Cost: Large sponges retail for as little as $1/sponge. (See our note above for sponge cautions!)
There has been a lot of information out there about the importance of taking your car to a car wash. Run off from washing your cars doesn’t drain into the same places your laundry or dish water does, it goes straight into storm drains where it isn’t filtered or cleaned. This means that the detergents you are using for washing your car are going directly into our rivers, streams and wetlands as is the dirty residue you are cleaning off.
For many of us, the local car wash can be pricey, so there are ways to get your car clean while minding our environment. Added bonus, this is an activity most pre-schoolers LOVE. For initial and final rinse, wet your auto with the hose. Turn off the water during the washing phase to reduce water usage. We highly recommend that your car not be hot to the touch… not only can this hurt your child, but spraying a hot car with cold water can crack your windshield (Take my word for it, been there done that. It was the world’s most expensive car wash.). Use a bucket and large sponges and an environmentally friendly cleaner. You can make your own cleaner, we love this article by Green Your: http://www.greenyour.com/transportation/car/car-driving/tips/give-your-car-an-eco-friendly-wash. They also suggest washing your car on your lawn to so you are watering your lawn at the same time.
Of course, any incidental squirting with hoses or water fights are all part of the fun, so go out and get wet!
Cost: Sponges (as little as $1/sponge) and cost of carwashing soap ($5-10/batch or bottle, but can be used many, many times)
Squirt Gun Battles!
A classic way to have massive amounts of fun. Save water by filling a bucket or two which can be used for refilling as opposed to leaving a hose running. Because pre-school children tend to be very concerned with rules and fairness, you should establish some basic rules before letting them have at it. Refill buckets can be ‘bases’ where the child is safe and can’t be sprinkled, for example.
Cost: Squirt guns can be purchased at the dollar store… but I have to say for eco-friendliness, I prefer more durable models that last for years. My favorite are some of the pump models, like the ones NRS makes. They are more expensive, but work well and last and last. They also refill quickly and easily from the buckets, so your child can get back into action quickly. I have seen these on sale for as little as $10 for the smaller models.
Just running through a sprinkler can be the source of hours of cooling fun, but keep in mind these considerations to keep your activities eco-friendly:
1) Water your grass while you are sprinkling. Move your sprinkler around your yard so you are doing double duty and watering your lawn while providing water play. Your yard needs about 1 to 1 1/2 inches of water weekly, so make sure you are not over-watering!

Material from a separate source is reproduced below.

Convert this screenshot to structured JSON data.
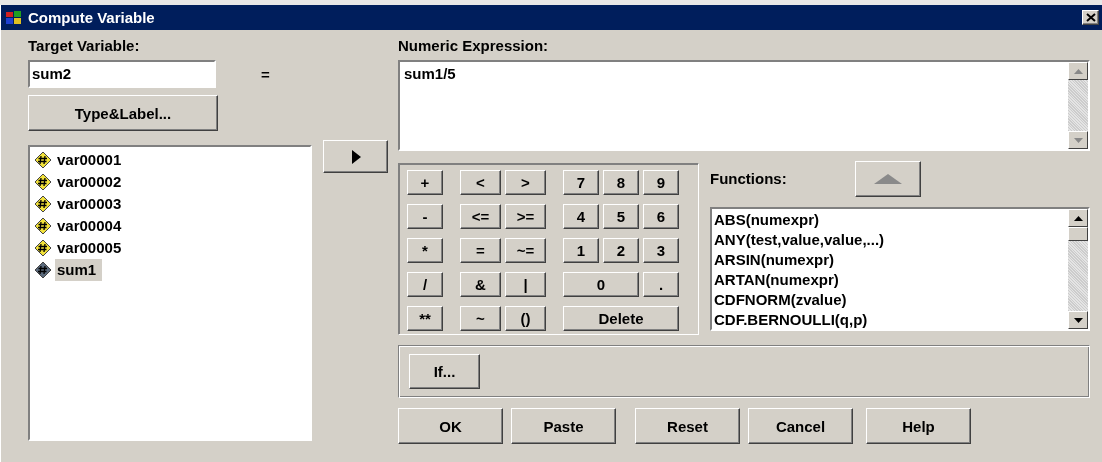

2) Don’t run your sprinkler during the hottest part of the day. If you run your sprinkler between 10 a.m. and 3 p.m., as much as 75% of the water is evaporating and not soaking into your lawn. Reserve this activity for late afternoons… your child will get to cool off and you will still get all of the grass watering benefits!
Cost: Minimal. Assuming you own a hose and sprinkler, of course!
One of our favorite ways to incorporate water into your play is the classic Slip N Slide. Take it from me, it is as much fun now as when you were a child! Our friends at Wham-O have thoughtfully provided one of their new Slip ‘N Slide Extreme Freestyle Boogie sets for a giveaway. Here is the link… you need to check this one out! http://www.wham-o.com/default.cfm?page=ViewProducts&ProductID=213&Category=1
To win: Give us your best idea for incorporating water into outdoor play. Extra points for eco-friendliness! Leave a comment below with your suggestion. Contest closes July 15, 2010. Winner will be announced July 18th. We can’t wait to hear all of your great ideas!
Have something you want us to blog about? Want to chat? Tweet me: @kimatsprig, I would love to hear from you!